Probate is where a deceased person’s will is proved in a court of law but what happens when wills are disputed? Clare Mackay, Associate at SA Law, explains in personal finance publicaton The Money Pages.
Probate claims are rising, headline cases in the news are the just tip of the iceberg, with many probate disputes settling well before trial. The proliferation of cases is the result of many factors.
Unlike many other jurisdictions, English law allows testators (people who make a will) to leave their worldly goods to whomever they choose, i.e. family members, friends or the local dogs’ home. It’s easy to see how this can lead to disappointment and feed concerns that something has gone awry.
Why has there been an increase in probate disputes?
- Sadly, the Covid-19 pandemic could lead to a further increase in probate claims, particularly if a loved one’s death was sudden and unexpected, without time for a will to be drafted and affairs put in order.
- Complex families:Family units are increasingly complex. Wills made following a second marriage can create a tension between the second spouse, the testator’s children from their first marriage and their stepchildren. If there’s no will, unmarried cohabitees receive nothing from the estate under the intestacy rules.
- Online search engines make it easier to prepare a will without the benefit of legal advice, with the risk the resulting will is wrong and doesn’t make the gifts intended.
- Property prices have increased exponentially throughout the country in the last 20 years, meaning estates comprising just the family home are now worth a significant amount. Disappointed would-be beneficiaries are more likely to invest time and money into a dispute over a significant asset.
- There’s also the human factor. Many probate disputes are about much more than dividing up financial assets. A death can bring long held grievances within a family to the surface, making litigation more likely.
Challenging a will
A disappointed would-be beneficiary has a number of potential avenues to challenge a will or to seek financial provision from the estate of a loved one.
- Spouses, civil partners, cohabitees, children, persons who were treated as a child of the family or and persons who were being maintained by the deceased may have a claim under the Inheritance (Provision for Family and Dependents) Act 1975. Such claims can be made if the deceased’s will (or the intestacy rules if the deceased died without making a will) fail to make reasonable financial provision for such a person. The Act isn’t designed to hand out windfalls or to undo what is perceived as a grave injustice of being left out of a will. It’s a question of looking at what reasonable financial provision should be made for the claimant.
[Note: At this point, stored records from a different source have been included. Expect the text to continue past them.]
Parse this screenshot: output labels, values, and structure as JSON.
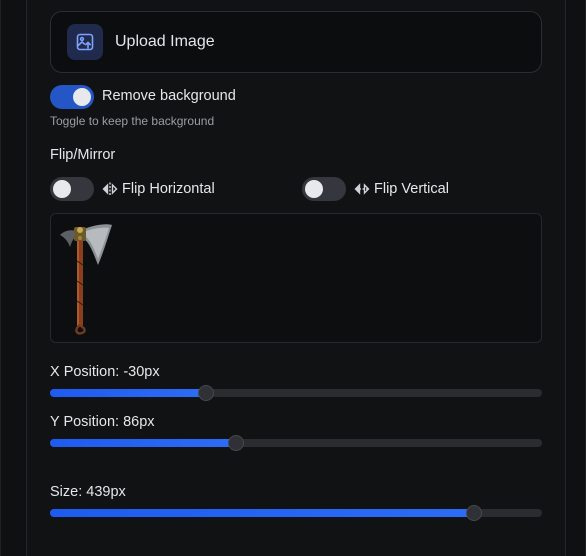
{
  "upload": {
    "label": "Upload Image"
  },
  "remove_background": {
    "label": "Remove background",
    "hint": "Toggle to keep the background",
    "enabled": true
  },
  "flip": {
    "section_label": "Flip/Mirror",
    "horizontal": {
      "label": "Flip Horizontal",
      "enabled": false
    },
    "vertical": {
      "label": "Flip Vertical",
      "enabled": false
    }
  },
  "preview": {
    "image": "axe-image"
  },
  "sliders": {
    "x": {
      "label": "X Position: -30px",
      "fraction": 0.317
    },
    "y": {
      "label": "Y Position: 86px",
      "fraction": 0.378
    },
    "size": {
      "label": "Size: 439px",
      "fraction": 0.862
    }
  },
  "colors": {
    "accent": "#2457c5",
    "slider_fill": "#1e5bf0",
    "background": "#0f1012"
  }
}
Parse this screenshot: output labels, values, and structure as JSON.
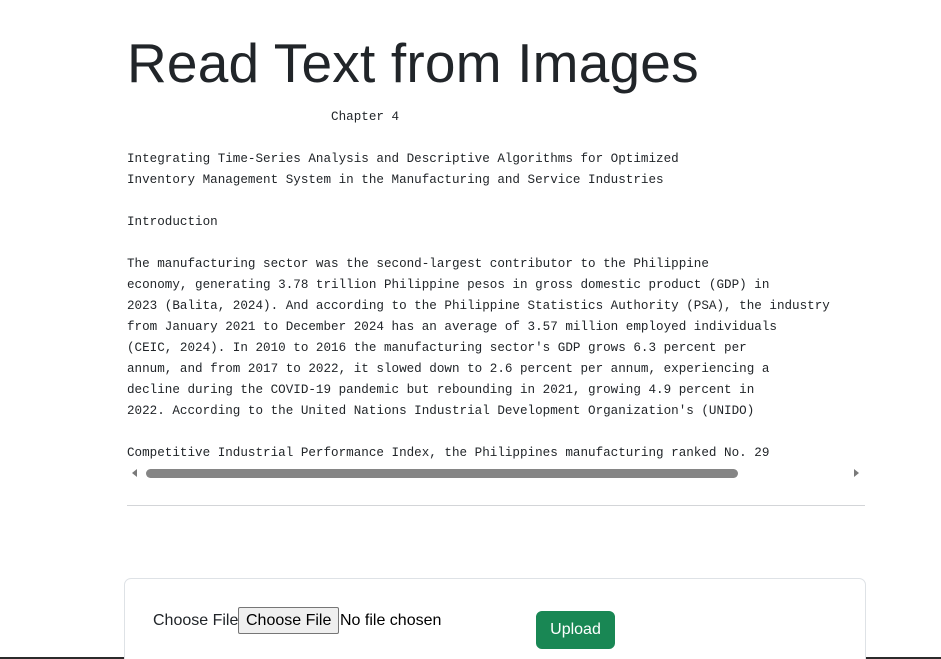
{
  "page": {
    "title": "Read Text from Images"
  },
  "ocr": {
    "lines": [
      "                           Chapter 4",
      "",
      "Integrating Time-Series Analysis and Descriptive Algorithms for Optimized",
      "Inventory Management System in the Manufacturing and Service Industries",
      "",
      "Introduction",
      "",
      "The manufacturing sector was the second-largest contributor to the Philippine",
      "economy, generating 3.78 trillion Philippine pesos in gross domestic product (GDP) in",
      "2023 (Balita, 2024). And according to the Philippine Statistics Authority (PSA), the industry",
      "from January 2021 to December 2024 has an average of 3.57 million employed individuals",
      "(CEIC, 2024). In 2010 to 2016 the manufacturing sector's GDP grows 6.3 percent per",
      "annum, and from 2017 to 2022, it slowed down to 2.6 percent per annum, experiencing a",
      "decline during the COVID-19 pandemic but rebounding in 2021, growing 4.9 percent in",
      "2022. According to the United Nations Industrial Development Organization's (UNIDO)",
      "",
      "Competitive Industrial Performance Index, the Philippines manufacturing ranked No. 29"
    ]
  },
  "upload": {
    "label": "Choose File",
    "button_label": "Choose File",
    "status": "No file chosen",
    "submit_label": "Upload"
  },
  "colors": {
    "upload_button": "#198754",
    "text": "#212529"
  }
}
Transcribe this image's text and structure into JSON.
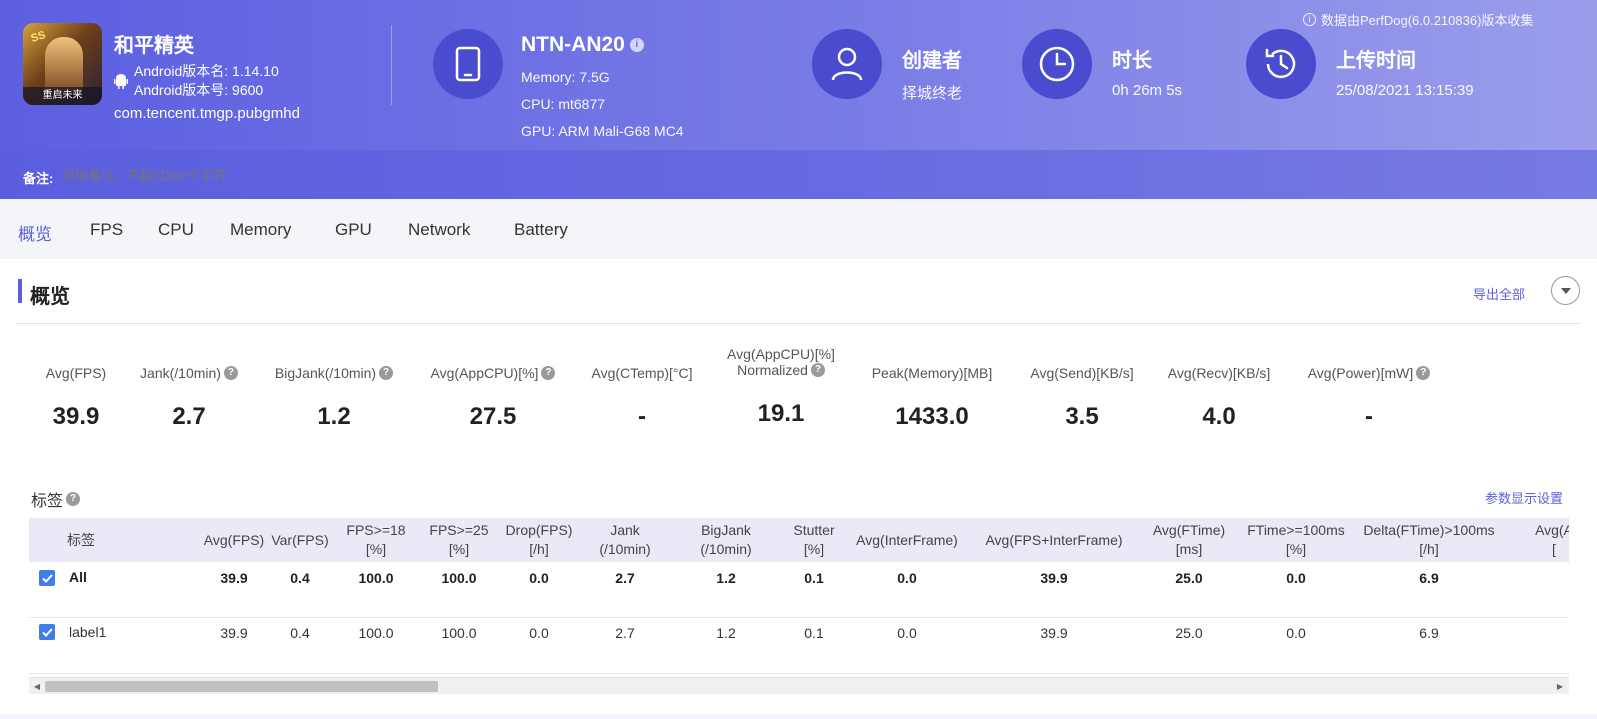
{
  "app": {
    "name": "和平精英",
    "version_name": "Android版本名: 1.14.10",
    "version_code": "Android版本号: 9600",
    "package": "com.tencent.tmgp.pubgmhd",
    "icon_badge": "SS",
    "icon_strip": "重启未来"
  },
  "device": {
    "name": "NTN-AN20",
    "info_glyph": "i",
    "memory": "Memory: 7.5G",
    "cpu": "CPU: mt6877",
    "gpu": "GPU: ARM Mali-G68 MC4"
  },
  "creator": {
    "title": "创建者",
    "value": "择城终老"
  },
  "duration": {
    "title": "时长",
    "value": "0h 26m 5s"
  },
  "upload": {
    "title": "上传时间",
    "value": "25/08/2021 13:15:39"
  },
  "source_note": "数据由PerfDog(6.0.210836)版本收集",
  "note": {
    "label": "备注:",
    "placeholder": "添加备注，不超过200个字符"
  },
  "tabs": [
    "概览",
    "FPS",
    "CPU",
    "Memory",
    "GPU",
    "Network",
    "Battery"
  ],
  "overview": {
    "title": "概览",
    "export_label": "导出全部",
    "metrics": [
      {
        "label": "Avg(FPS)",
        "value": "39.9"
      },
      {
        "label": "Jank(/10min)",
        "value": "2.7"
      },
      {
        "label": "BigJank(/10min)",
        "value": "1.2"
      },
      {
        "label": "Avg(AppCPU)[%]",
        "value": "27.5"
      },
      {
        "label": "Avg(CTemp)[°C]",
        "value": "-"
      },
      {
        "label": "Avg(AppCPU)[%]",
        "label2": "Normalized",
        "value": "19.1"
      },
      {
        "label": "Peak(Memory)[MB]",
        "value": "1433.0"
      },
      {
        "label": "Avg(Send)[KB/s]",
        "value": "3.5"
      },
      {
        "label": "Avg(Recv)[KB/s]",
        "value": "4.0"
      },
      {
        "label": "Avg(Power)[mW]",
        "value": "-"
      }
    ]
  },
  "tags": {
    "title": "标签",
    "param_link": "参数显示设置",
    "headers": [
      "标签",
      "Avg(FPS)",
      "Var(FPS)",
      "FPS>=18|[%]",
      "FPS>=25|[%]",
      "Drop(FPS)|[/h]",
      "Jank|(/10min)",
      "BigJank|(/10min)",
      "Stutter|[%]",
      "Avg(InterFrame)",
      "Avg(FPS+InterFrame)",
      "Avg(FTime)|[ms]",
      "FTime>=100ms|[%]",
      "Delta(FTime)>100ms|[/h]",
      "Avg(A|["
    ],
    "rows": [
      {
        "name": "All",
        "values": [
          "39.9",
          "0.4",
          "100.0",
          "100.0",
          "0.0",
          "2.7",
          "1.2",
          "0.1",
          "0.0",
          "39.9",
          "25.0",
          "0.0",
          "6.9"
        ]
      },
      {
        "name": "label1",
        "values": [
          "39.9",
          "0.4",
          "100.0",
          "100.0",
          "0.0",
          "2.7",
          "1.2",
          "0.1",
          "0.0",
          "39.9",
          "25.0",
          "0.0",
          "6.9"
        ]
      }
    ]
  },
  "scroll": {
    "left_arrow": "◀",
    "right_arrow": "▶"
  },
  "colors": {
    "accent": "#5b5fd9",
    "header_start": "#5c5fe0",
    "header_end": "#9b9deb",
    "checkbox": "#3f7de8"
  }
}
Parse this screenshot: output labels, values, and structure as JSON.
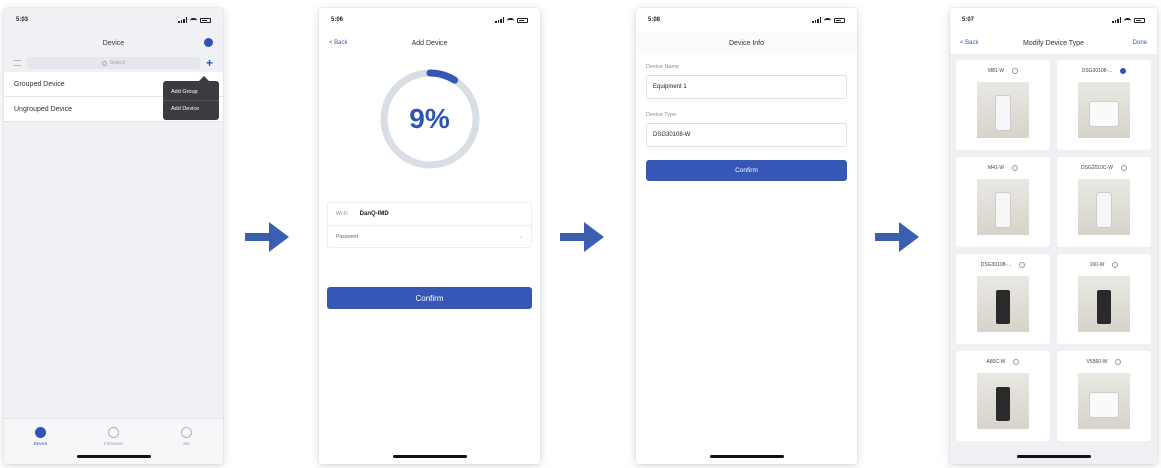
{
  "colors": {
    "accent": "#3657b5",
    "arrow": "#3b5fb0",
    "popover": "#3b3c42"
  },
  "flow_arrow_icon": "right-arrow-icon",
  "screen1": {
    "time": "5:03",
    "title": "Device",
    "search_placeholder": "Search",
    "rows": [
      "Grouped Device",
      "Ungrouped Device"
    ],
    "popover": [
      "Add Group",
      "Add Device"
    ],
    "tabs": [
      {
        "label": "Device",
        "icon": "device-icon"
      },
      {
        "label": "Firmware",
        "icon": "firmware-icon"
      },
      {
        "label": "Me",
        "icon": "profile-icon"
      }
    ]
  },
  "screen2": {
    "time": "5:06",
    "back": "< Back",
    "title": "Add Device",
    "progress_text": "9%",
    "progress": 0.09,
    "wifi_label": "Wi-Fi",
    "wifi_name": "DanQ-IMD",
    "password_placeholder": "Password",
    "confirm": "Confirm"
  },
  "screen3": {
    "time": "5:08",
    "title": "Device Info",
    "name_label": "Device Name",
    "name_value": "Equipment 1",
    "type_label": "Device Type",
    "type_value": "DSG30108-W",
    "confirm": "Confirm"
  },
  "screen4": {
    "time": "5:07",
    "back": "< Back",
    "title": "Modify Device Type",
    "done": "Done",
    "items": [
      {
        "name": "M81-W",
        "selected": false
      },
      {
        "name": "DSG30108-...",
        "selected": true
      },
      {
        "name": "M41-W",
        "selected": false
      },
      {
        "name": "DSG2010C-W",
        "selected": false
      },
      {
        "name": "DSG30108-...",
        "selected": false
      },
      {
        "name": "160-W",
        "selected": false
      },
      {
        "name": "A80C-W",
        "selected": false
      },
      {
        "name": "V5560-W",
        "selected": false
      }
    ]
  }
}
- Check the will has been validly executed. It must be signed by the testator in the presence of two witnesses, who must also sign the will in his or her presence. If there are doubts about the testator’s signature, contact the witnesses to confirm this was done.
- Consider whether the testator had testamentary capacity to make the will, particularly if there was a history of mental illness or dementia around the time the will was made.
- Investigate whether the testator knew and approved the will’s content drawn up on their instructions.
- Think about persons close to the deceased. Is there any suggestion the deceased might have been unduly influenced to make the will or acting under duress to do so?
- Leaving aside the will’s wording, were promises made by the deceased, upon which someone has relied to their detriment? A classic example would be the promise of gifting a property in return for giving up work to care for the deceased. If that gift doesn’t materialise in the will, there may be a claim for proprietary estoppel (a legal claim).
- Check whether assets form part of the estate or automatically pass by way of survivorship to the joint owner – particularly property and bank accounts.
- If the issue is with certain wording of the will, it may be possible to apply to Court to get the will rectified to reflect the testator’s true intentions.
Things to consider when making a will
A testator can take steps to reduce the risk of their estate being fought over. Having difficult conversations to manage expectations is a good starting point – if someone knows they will not inherit a significant sum and understands why, they are less likely to contest this decision than if this comes as a nasty surprise.
If that is a conversation that cannot be had, the testator can explain their thinking in a letter of wishes, held alongside their will. This document isn’t legally binding but gives the testator a chance to explain the reasoning behind their decisions. Such a letter may make a disappointed family member think twice before challenging a will.
Probate claims compound an already difficult time, following the loss of a loved one. Would-be litigants need to be prepared to commit time, emotion and money into fighting their case. An early settlement meeting or mediation, with a view to a resolution for all concerned, is often preferable to becoming the next headline.